And Scavino himself weighed in on Sunday afternoon, tweeting, "What 'ethics lawyers?' The ones from the Obama Admin who want to take Trump down, or the Bush Admin who were #NeverTrump?" Although using his personal account, the page at the time listed his official position in the Trump administration and showed a picture of him in the Oval Office. "This is use of official position for a partisan election".
After the tweet was posted, Richard Painter, a former chief ethics lawyer in the George W. Bush White House, argued that Scavino had violated the Hatch Act. He noted the page was not simply about personal things but was "chock full of official stuff".
And Daniel Jacobson, a lawyer under President Barack Obama, also said Trump's aide was in violation of the Hatch Act, adding that Scavino was essentially using a "de facto" government Twitter account. "You can't avoid it".
Britain: All arrested in Parliament attack case released, says police
More than 35 people were injured when Masood drove his rented Hyundai over the famous bridge aiming the vehicle at pedistrians.

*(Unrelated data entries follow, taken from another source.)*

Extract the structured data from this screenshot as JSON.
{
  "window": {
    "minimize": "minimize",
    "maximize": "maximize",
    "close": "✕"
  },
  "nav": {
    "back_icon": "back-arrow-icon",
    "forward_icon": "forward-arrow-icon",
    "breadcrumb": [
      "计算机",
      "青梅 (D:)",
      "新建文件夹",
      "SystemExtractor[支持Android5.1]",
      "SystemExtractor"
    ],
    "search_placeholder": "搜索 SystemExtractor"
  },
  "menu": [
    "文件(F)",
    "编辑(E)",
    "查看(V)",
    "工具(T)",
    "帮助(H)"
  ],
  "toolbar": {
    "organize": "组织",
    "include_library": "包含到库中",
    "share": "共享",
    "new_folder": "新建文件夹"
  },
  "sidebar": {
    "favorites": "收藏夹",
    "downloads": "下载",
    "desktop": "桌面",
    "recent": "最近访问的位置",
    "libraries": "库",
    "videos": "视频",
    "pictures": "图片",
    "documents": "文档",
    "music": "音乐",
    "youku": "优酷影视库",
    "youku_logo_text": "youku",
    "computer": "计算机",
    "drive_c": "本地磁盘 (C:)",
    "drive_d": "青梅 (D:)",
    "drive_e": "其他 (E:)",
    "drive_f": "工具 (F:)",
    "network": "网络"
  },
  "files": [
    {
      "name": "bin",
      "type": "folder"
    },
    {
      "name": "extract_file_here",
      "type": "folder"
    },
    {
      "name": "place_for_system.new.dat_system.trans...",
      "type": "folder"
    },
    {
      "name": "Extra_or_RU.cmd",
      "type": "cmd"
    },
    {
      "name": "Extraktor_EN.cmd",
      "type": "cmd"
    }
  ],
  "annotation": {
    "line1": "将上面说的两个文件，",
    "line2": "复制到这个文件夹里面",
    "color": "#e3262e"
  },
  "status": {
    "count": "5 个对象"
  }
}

In total, his attack on Westminster Bridge and the Palace of Westminster, which houses the UK Parliament, lasted 82 seconds.
Ethics lawyers who worked for both Republican and Democratic presidents said Scavino violated the Hatch Act, a federal law that limits political activity by government employees.
But the 1939 Hatch Act specifically prohibits White House staff from using their "official authority or influence for the goal of interfering with an election or affecting the result thereof".
Amash quickly fired back, tweeting that the Trump administration had merged with establishment Republicans and are following the "same old agenda": Attack anyone who disagrees with you.
Although Scavino's tweet came from his personal Twitter account, ex-government lawyers on both sides of the aisle accused him of potentially violating the Hatch Act - a rule created to keep government officials from using their authority to sway elections. "No thanks!" he wrote.